* Exercise aim
Give the number of lines below with "name" in them, leaving out anything else.

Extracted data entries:
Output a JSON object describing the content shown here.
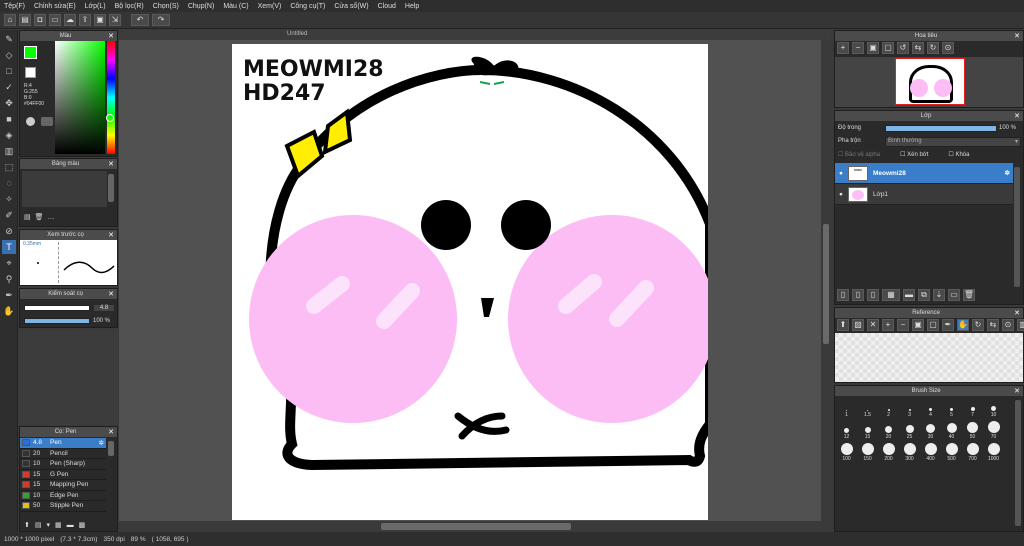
{
  "menu": [
    "Tệp(F)",
    "Chỉnh sửa(E)",
    "Lớp(L)",
    "Bộ lọc(R)",
    "Chọn(S)",
    "Chụp(N)",
    "Màu (C)",
    "Xem(V)",
    "Công cụ(T)",
    "Cửa sổ(W)",
    "Cloud",
    "Help"
  ],
  "color_panel": {
    "title": "Màu",
    "r": "R:4",
    "g": "G:255",
    "b": "B:0",
    "hex": "#04FF00"
  },
  "swatch_panel": {
    "title": "Bảng màu"
  },
  "preview_panel": {
    "title": "Xem trước cọ",
    "size": "0.35mm"
  },
  "brush_ctrl": {
    "title": "Kiểm soát cọ",
    "size_value": "4.8",
    "opacity_value": "100 %"
  },
  "pen_panel": {
    "title": "Cọ: Pen",
    "items": [
      {
        "size": "4.8",
        "name": "Pen",
        "color": "#2b6fd6",
        "active": true
      },
      {
        "size": "20",
        "name": "Pencil",
        "color": "#333333"
      },
      {
        "size": "10",
        "name": "Pen (Sharp)",
        "color": "#333333"
      },
      {
        "size": "15",
        "name": "G Pen",
        "color": "#d83a2a"
      },
      {
        "size": "15",
        "name": "Mapping Pen",
        "color": "#d83a2a"
      },
      {
        "size": "10",
        "name": "Edge Pen",
        "color": "#2fa52f"
      },
      {
        "size": "50",
        "name": "Stipple Pen",
        "color": "#e0c020"
      }
    ]
  },
  "canvas": {
    "tab": "Untitled",
    "text_line1": "MEOWMI28",
    "text_line2": "HD247"
  },
  "navigator": {
    "title": "Hoa tiêu"
  },
  "layer_panel": {
    "title": "Lớp",
    "opacity_label": "Độ trong",
    "opacity_value": "100 %",
    "blend_label": "Pha trộn",
    "blend_value": "Bình thường",
    "protect_alpha": "Bảo vệ alpha",
    "clipping": "Xén bớt",
    "lock": "Khóa",
    "layers": [
      {
        "name": "Meowmi28",
        "selected": true
      },
      {
        "name": "Lớp1",
        "selected": false
      }
    ]
  },
  "reference": {
    "title": "Reference"
  },
  "brush_size": {
    "title": "Brush Size",
    "row1": [
      "1",
      "1.5",
      "2",
      "3",
      "4",
      "5",
      "7",
      "10"
    ],
    "row2": [
      "12",
      "15",
      "20",
      "25",
      "30",
      "40",
      "50",
      "70"
    ],
    "row3": [
      "100",
      "150",
      "200",
      "300",
      "400",
      "500",
      "700",
      "1000"
    ]
  },
  "status": {
    "dims": "1000 * 1000 pixel",
    "cm": "(7.3 * 7.3cm)",
    "dpi": "350 dpi",
    "zoom": "89 %",
    "coords": "( 1058, 695 )"
  },
  "colors": {
    "accent": "#3a6fb0",
    "primary": "#04FF00",
    "secondary": "#ff2020",
    "cheek": "#fbb8f2",
    "bow": "#ffee00"
  }
}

* Expected answer
9